Although Trump had contributed a substantial sum to Koch's mayoral campaign and as a result expected the mayor to grant him favors. "He felt that he could just walk in the door at city hall and get what he wanted," George Arzt, the former press secretary for Koch said. "He found that under Koch it was never true."
Koch was pushing back pretty hard on Trump getting a tax break for Trump Tower - when Trump applied for it, he was rejected. As a result, Trump sued New York City. Andrew Kirtzman, author of 'Rudy Giuliani: Emperor of the City' said that "You had these two titanic egos in Donald Trump and Ed Koch. What was most interesting was watching them clash with one another." In the end, however, Trump won his tax abatement to the tune of $20 million for a period of next ten years.
Other feuds included the businessman's attempts to build a huge complex, called Television City, on the city’s West Side. After they disagreed on the plans, Trump called the mayor “a moron” and added, “Koch has achieved something quite miraculous. He’s presided over an administration that is both pervasively corrupt and totally incompetent.” Koch responded by calling Trump, "Greedy, greedy, greedy," adding, "Trump obviously considered himself to be my friend at one time, and because of that, or because he gave or raised $70,000 for one of my mayoral campaigns, he expected something in return. He never got it. And he thought that was disloyal.”

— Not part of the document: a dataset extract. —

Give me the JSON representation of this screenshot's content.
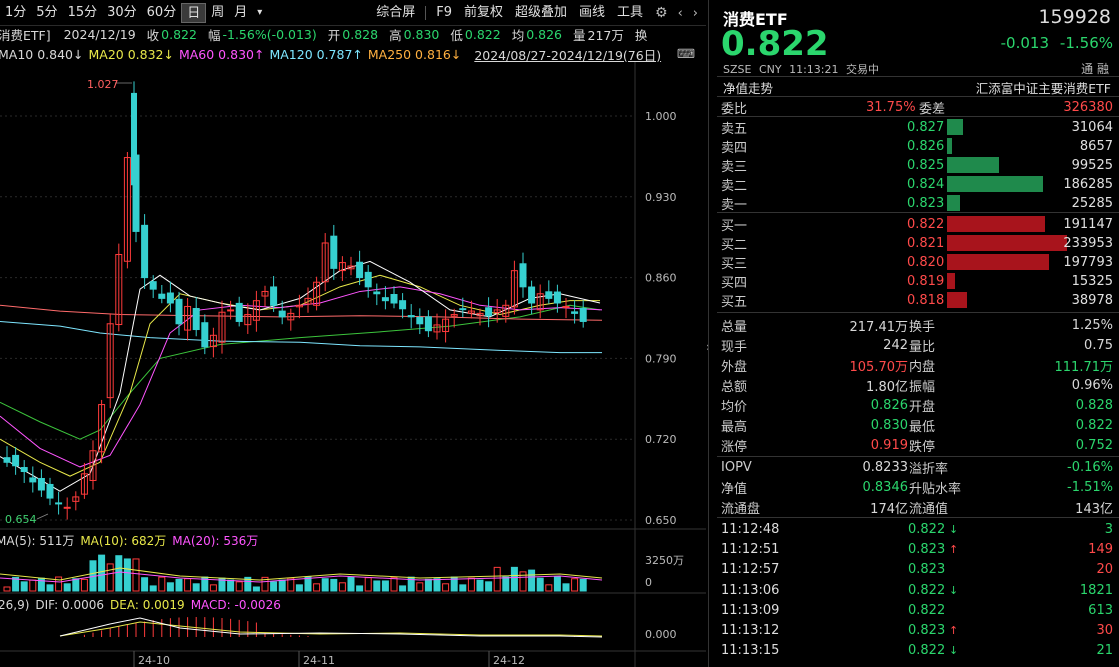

The Democrat city leader died in December 2013, aged 88. In an archive of his previously unpublished documents, unearthed by his family, Koch wrote, "Donald Trump is one of the least likable people I have met during the 12 years that I served as mayor,” Mr. Koch wrote in one essay. “It is incomprehensible to me that for some people he has become a folk hero." In another, he endorsed a New York official’s assessment that he “wouldn’t believe Donald Trump if his tongue were notarized”. The documents dated from around 1990, shortly after Koch failed in his bid to secure a fourth term as mayor.